I ask for no defence, expect no help, plead for no one's sympathy. I have now given up all hope in human fairness, and lost all faith in better days to come for myself. I am prepared for the worst kind of martyrdom, and would smile in its face. I work for TRUTH, and in accordance with my sacred pledge and vows, which I, at least, will never break. But I demand, in the name of Humanity, stern justice only, and that I should be judged on facts, not on the word of my enemies, none of whom have I ever offended consciously or unconsciously. Personally, I forgive them; but to defend the Theosophical Society I will fight till my last breath
Bring forward irrecusable, undeniable proofs, all of you who would kill the Society and crush its faithful servant, H. P. Blavatsky; for gossip and even the most cunning

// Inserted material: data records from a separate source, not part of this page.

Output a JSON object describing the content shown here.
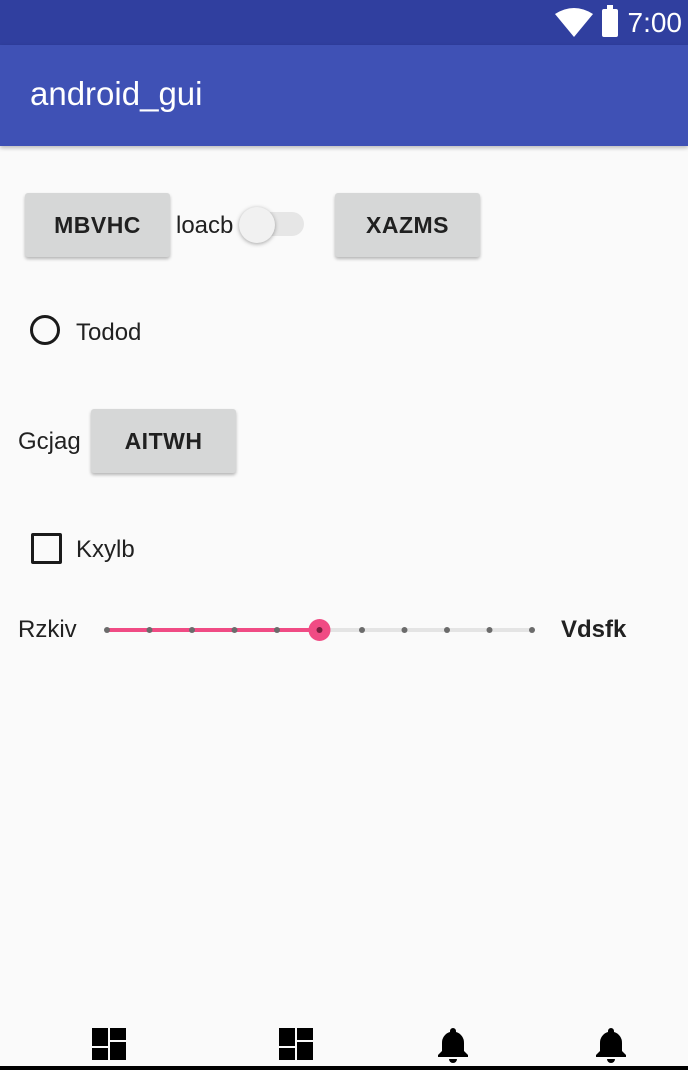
{
  "status_bar": {
    "time": "7:00",
    "icons": [
      "wifi-icon",
      "battery-icon"
    ]
  },
  "app_bar": {
    "title": "android_gui"
  },
  "row1": {
    "button_left": "MBVHC",
    "switch_label": "loacb",
    "switch_on": false,
    "button_right": "XAZMS"
  },
  "radio": {
    "label": "Todod",
    "checked": false
  },
  "row3": {
    "label": "Gcjag",
    "button": "AITWH"
  },
  "checkbox": {
    "label": "Kxylb",
    "checked": false
  },
  "seekbar": {
    "start_label": "Rzkiv",
    "end_label": "Vdsfk",
    "value": 5,
    "max": 10
  },
  "bottom_nav": {
    "items": [
      "dashboard-icon",
      "dashboard-icon",
      "notifications-icon",
      "notifications-icon"
    ]
  },
  "colors": {
    "status_bar": "#303f9f",
    "app_bar": "#3f51b5",
    "accent": "#f04b84",
    "background": "#fafafa",
    "button": "#d6d7d7"
  }
}
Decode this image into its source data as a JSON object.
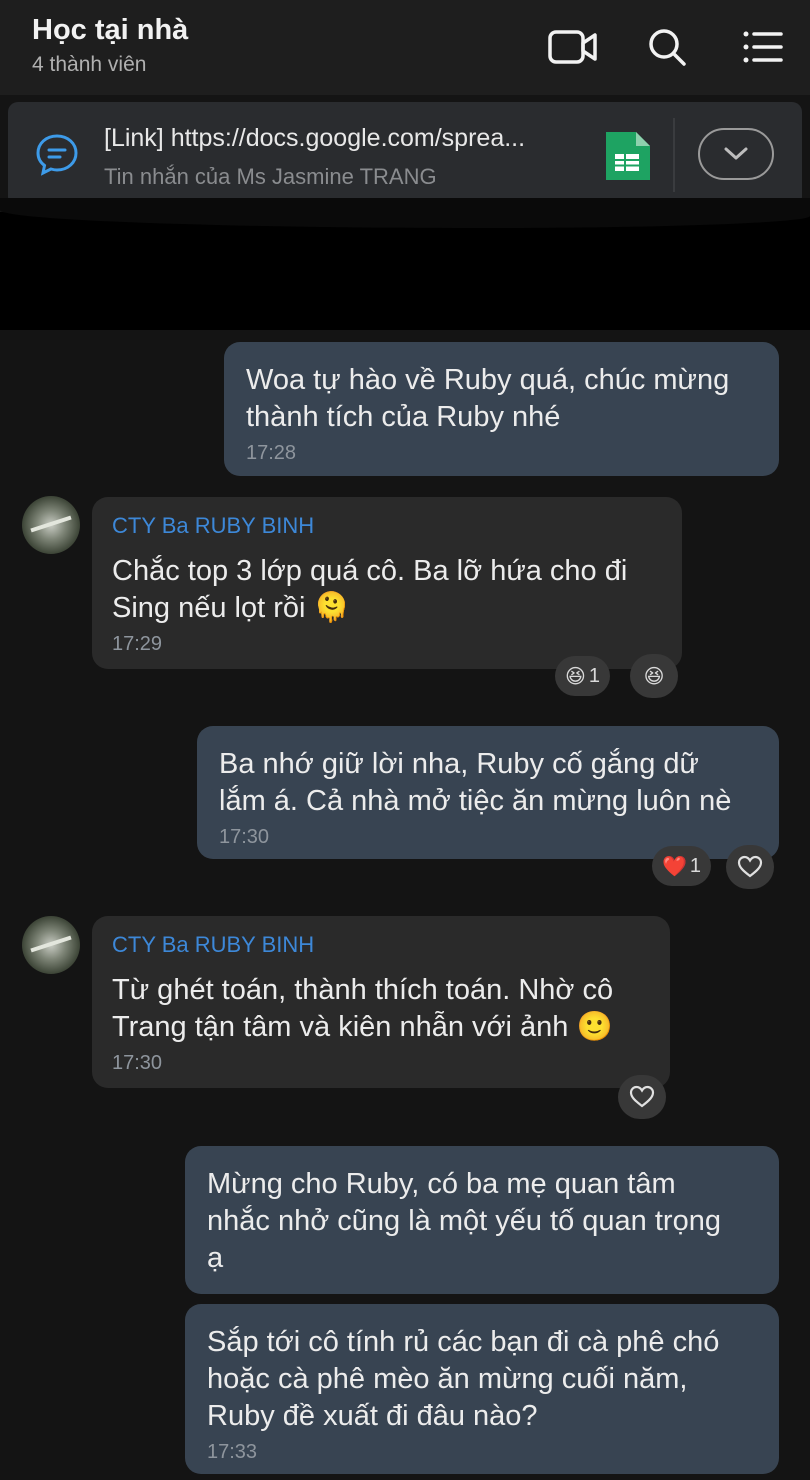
{
  "header": {
    "title": "Học tại nhà",
    "subtitle": "4 thành viên",
    "icons": [
      "video-call-icon",
      "search-icon",
      "menu-icon"
    ]
  },
  "pinned": {
    "title": "[Link] https://docs.google.com/sprea...",
    "subtitle": "Tin nhắn của Ms Jasmine TRANG",
    "icons": [
      "message-icon",
      "google-sheets-icon",
      "chevron-down-icon"
    ]
  },
  "messages": [
    {
      "side": "sent",
      "text_lines": [
        "Woa tự hào về Ruby quá, chúc mừng",
        "thành tích của Ruby nhé"
      ],
      "time": "17:28"
    },
    {
      "side": "received",
      "sender": "CTY Ba RUBY BINH",
      "text_lines": [
        "Chắc top 3 lớp quá cô. Ba lỡ hứa cho đi",
        "Sing nếu lọt rồi 🫠"
      ],
      "time": "17:29",
      "reactions": [
        {
          "emoji": "😆",
          "count": "1"
        },
        {
          "emoji": "😆",
          "count": ""
        }
      ]
    },
    {
      "side": "sent",
      "text_lines": [
        "Ba nhớ giữ lời nha, Ruby cố gắng dữ",
        "lắm á. Cả nhà mở tiệc ăn mừng luôn nè"
      ],
      "time": "17:30",
      "reactions": [
        {
          "emoji": "❤️",
          "count": "1"
        },
        {
          "emoji": "heart-outline-icon",
          "count": ""
        }
      ]
    },
    {
      "side": "received",
      "sender": "CTY Ba RUBY BINH",
      "text_lines": [
        "Từ ghét toán, thành thích toán. Nhờ cô",
        "Trang tận tâm và kiên nhẫn với ảnh 🙂"
      ],
      "time": "17:30",
      "reactions": [
        {
          "emoji": "heart-outline-icon",
          "count": ""
        }
      ]
    },
    {
      "side": "sent",
      "text_lines": [
        "Mừng cho Ruby, có ba mẹ quan tâm",
        "nhắc nhở cũng là một yếu tố quan trọng",
        "ạ"
      ],
      "time": ""
    },
    {
      "side": "sent",
      "text_lines": [
        "Sắp tới cô tính rủ các bạn đi cà phê chó",
        "hoặc cà phê mèo ăn mừng cuối năm,",
        "Ruby đề xuất đi đâu nào?"
      ],
      "time": "17:33"
    }
  ],
  "colors": {
    "background": "#141414",
    "sent_bubble": "#384452",
    "received_bubble": "#2a2a2a",
    "sender_name": "#3d88d8",
    "time": "#8e959d"
  }
}
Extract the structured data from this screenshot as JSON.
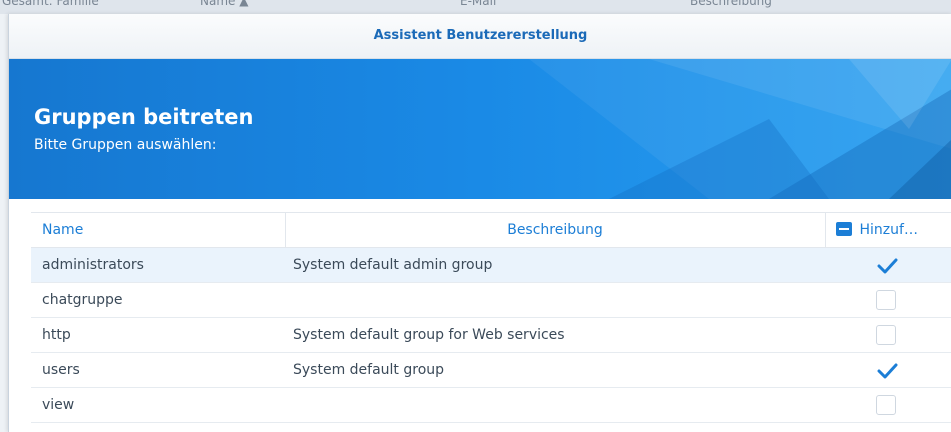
{
  "background": {
    "fragments": [
      "Gesamt: Familie",
      "Name ▲",
      "E-Mail",
      "Beschreibung"
    ]
  },
  "dialog": {
    "title": "Assistent Benutzererstellung"
  },
  "banner": {
    "title": "Gruppen beitreten",
    "subtitle": "Bitte Gruppen auswählen:"
  },
  "table": {
    "columns": [
      "Name",
      "Beschreibung",
      "Hinzuf…"
    ],
    "rows": [
      {
        "name": "administrators",
        "description": "System default admin group",
        "checked": true,
        "selected": true
      },
      {
        "name": "chatgruppe",
        "description": "",
        "checked": false,
        "selected": false
      },
      {
        "name": "http",
        "description": "System default group for Web services",
        "checked": false,
        "selected": false
      },
      {
        "name": "users",
        "description": "System default group",
        "checked": true,
        "selected": false
      },
      {
        "name": "view",
        "description": "",
        "checked": false,
        "selected": false
      }
    ]
  },
  "colors": {
    "accent": "#1c7ed6",
    "banner": "#1a8ae6",
    "check": "#1c7ed6"
  }
}
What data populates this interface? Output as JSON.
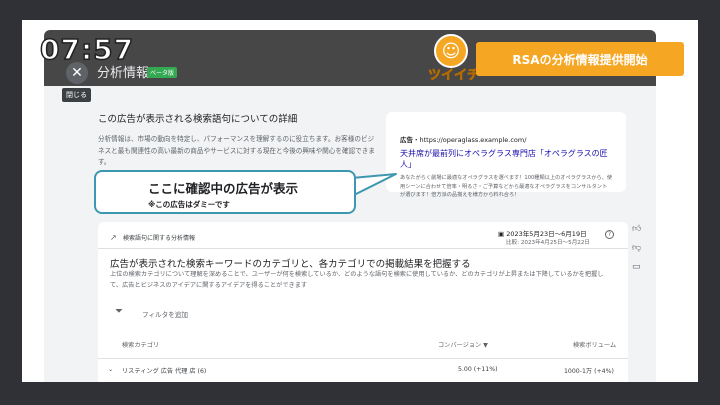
{
  "overlay": {
    "clock": "07:57",
    "logo_face": "☺",
    "logo_text": "ツイイチ",
    "banner": "RSAの分析情報提供開始"
  },
  "header": {
    "close_icon": "✕",
    "close_tooltip": "閉じる",
    "title": "分析情報",
    "beta": "ベータ版"
  },
  "intro": {
    "heading": "この広告が表示される検索語句についての詳細",
    "description": "分析情報は、市場の動向を特定し、パフォーマンスを理解するのに役立ちます。お客様のビジネスと最も関連性の高い最新の商品やサービスに対する現在と今後の興味や関心を確認できます。"
  },
  "ad": {
    "label": "広告",
    "url": "・https://operaglass.example.com/",
    "headline": "天井席が最前列にオペラグラス専門店「オペラグラスの匠人」",
    "description": "あなたがらく劇場に最適なオペラグラスを選べます！100種類以上のオペラグラスから、使用シーンに合わせて倍率・明るさ・ご予算などから最適なオペラグラスをコンサルタントが選びます！倍方派の品揃えを様方から料れ合ろ！"
  },
  "callout": {
    "main": "ここに確認中の広告が表示",
    "sub": "※この広告はダミーです"
  },
  "panel": {
    "label": "検索語句に関する分析情報",
    "date_range": "2023年5月23日～6月19日",
    "compare": "比較: 2023年4月25日～5月22日",
    "heading": "広告が表示された検索キーワードのカテゴリと、各カテゴリでの掲載結果を把握する",
    "sub": "上位の検索カテゴリについて理解を深めることで、ユーザーが何を検索しているか、どのような語句を検索に使用しているか、どのカテゴリが上昇または下降しているかを把握して、広告とビジネスのアイデアに関するアイデアを得ることができます",
    "filter": "フィルタを追加",
    "columns": [
      "検索カテゴリ",
      "コンバージョン ▼",
      "検索ボリューム"
    ],
    "row": {
      "category": "リスティング 広告 代理 店 (6)",
      "conversions": "5.00 (+11%)",
      "volume": "1000-1万 (+4%)"
    }
  }
}
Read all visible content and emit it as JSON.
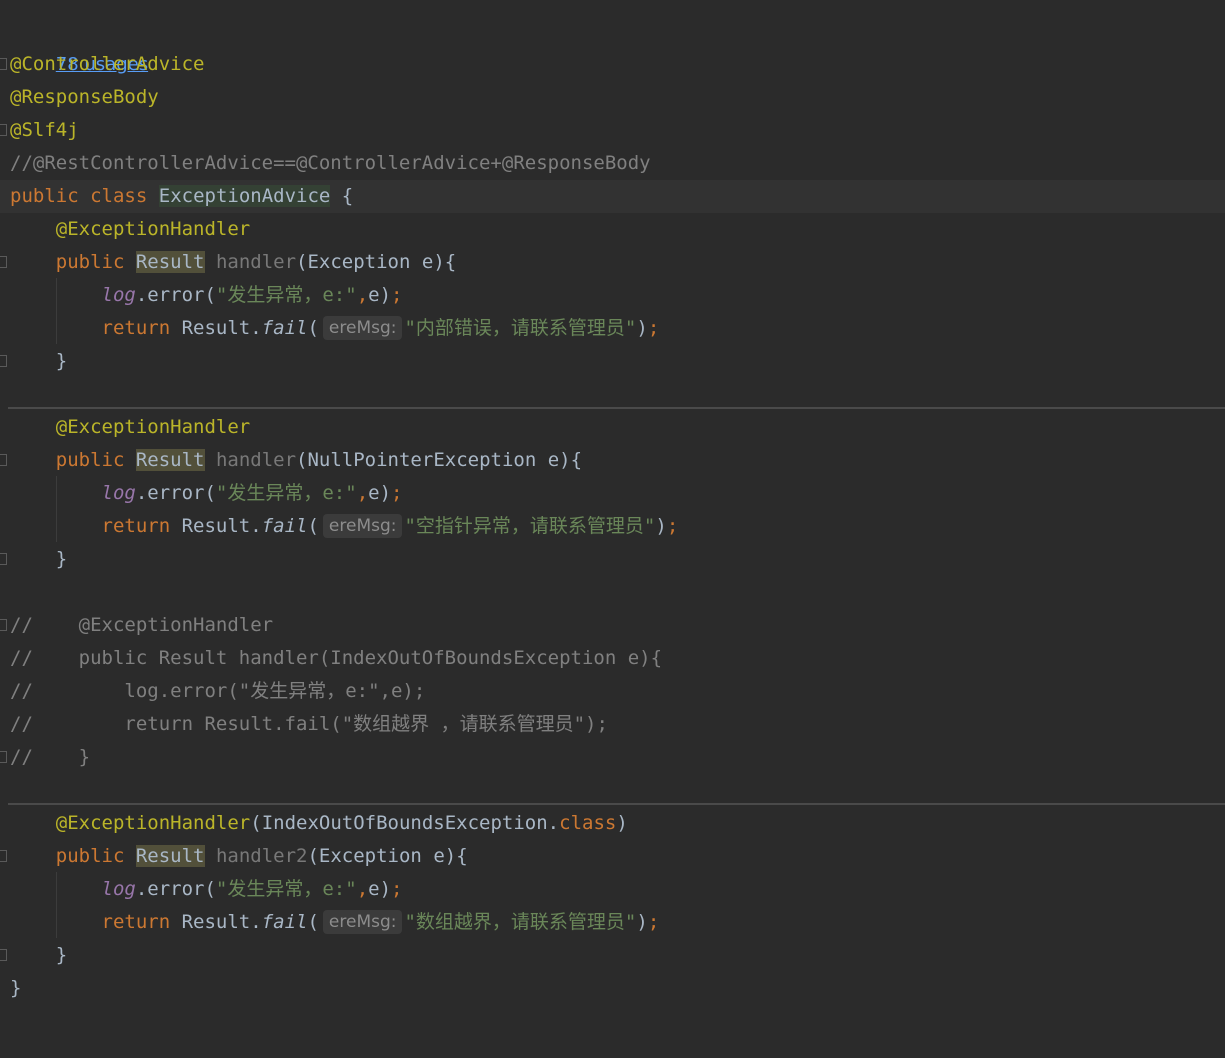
{
  "editor": {
    "usages_label": "78 usages",
    "annotations": {
      "controller_advice": "@ControllerAdvice",
      "response_body": "@ResponseBody",
      "slf4j": "@Slf4j",
      "exception_handler": "@ExceptionHandler"
    },
    "comment_rest": "//@RestControllerAdvice==@ControllerAdvice+@ResponseBody",
    "class_decl": {
      "public": "public",
      "class": "class",
      "name": "ExceptionAdvice",
      "brace": " {"
    },
    "hint_label": "ereMsg:",
    "methods": [
      {
        "param_type": "Exception",
        "method_name": "handler",
        "log_string": "\"发生异常，e:\"",
        "fail_string": "\"内部错误，请联系管理员\""
      },
      {
        "param_type": "NullPointerException",
        "method_name": "handler",
        "log_string": "\"发生异常，e:\"",
        "fail_string": "\"空指针异常，请联系管理员\""
      },
      {
        "param_type": "Exception",
        "method_name": "handler2",
        "annotation_arg": "IndexOutOfBoundsException",
        "log_string": "\"发生异常，e:\"",
        "fail_string": "\"数组越界，请联系管理员\""
      }
    ],
    "commented_block": [
      "//    @ExceptionHandler",
      "//    public Result handler(IndexOutOfBoundsException e){",
      "//        log.error(\"发生异常，e:\",e);",
      "//        return Result.fail(\"数组越界 ，请联系管理员\");",
      "//    }"
    ],
    "tokens": {
      "public": "public",
      "result": "Result",
      "log": "log",
      "error": ".error(",
      "return": "return",
      "result_fail": "Result.",
      "fail": "fail",
      "class_kw": "class",
      "close_brace": "}"
    }
  }
}
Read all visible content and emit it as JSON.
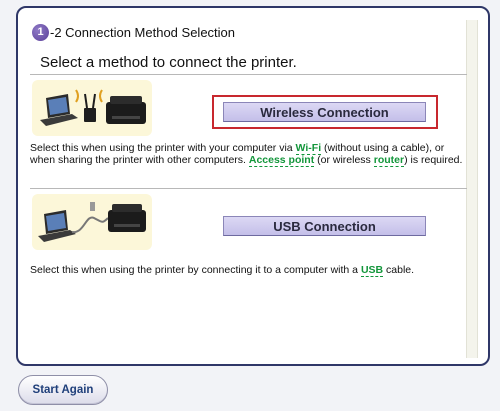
{
  "step": {
    "number": "1",
    "title": "-2 Connection Method Selection"
  },
  "heading": "Select a method to connect the printer.",
  "options": {
    "wireless": {
      "button_label": "Wireless Connection",
      "desc_1": "Select this when using the printer with your computer via ",
      "term_wifi": "Wi-Fi",
      "desc_2": " (without using a cable), or when sharing the printer with other computers. ",
      "term_access_point": "Access point",
      "desc_3": " (or wireless ",
      "term_router": "router",
      "desc_4": ") is required."
    },
    "usb": {
      "button_label": "USB Connection",
      "desc_1": "Select this when using the printer by connecting it to a computer with a ",
      "term_usb": "USB",
      "desc_2": " cable."
    }
  },
  "footer": {
    "start_again_label": "Start Again"
  },
  "colors": {
    "panel_border": "#2f3768",
    "button_fill": "#c4bfe9",
    "highlight_border": "#c8282e",
    "term_green": "#13963b",
    "illustration_bg": "#fcf7d9"
  },
  "icons": [
    "laptop-icon",
    "wireless-router-icon",
    "printer-icon",
    "usb-cable-icon"
  ]
}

* For the first time in my life, I am opening a Subscription List for donations to Lucifer in that magazine, which has, otherwise, to be stopped, as every month brings in a large deficit. What with its being boycotted by the pious proprietors of the railway stalls, and the poor patronage of Theosophists, it is owing chiefly to Dr. Keightley’s and Mr. Bertam Keightley’s generosity that it was not stopped a year ago.
insinuations are played out. The day of shame for those who were credulous and weak enough not to discern truth from falsehood, sincerity from hypocrisy, loyalty from treachery, is perhaps at hand, and when it comes it will be a day of bitter regret for some. Let that honest man whom I have ever wronged arise and denounce me. Let any honourable person, whether man or woman, who thinks that he has become worse in morality through his association with Theosophy—let him point his finger at me. Where is that Fellow whom I have ruined or led astray and where are they whom I have tried to take away from their duty or advised to dishonest action, or, if they lived under the same roof with me, who if honest, did not become the better for it? Let such be unearthed and brought forward if possible; then, and only then, proclaim me a FRAUD. Failing such, the world must, in justice, condemn my accusers as—VILLAINS.
H. P. BLAVATSKY.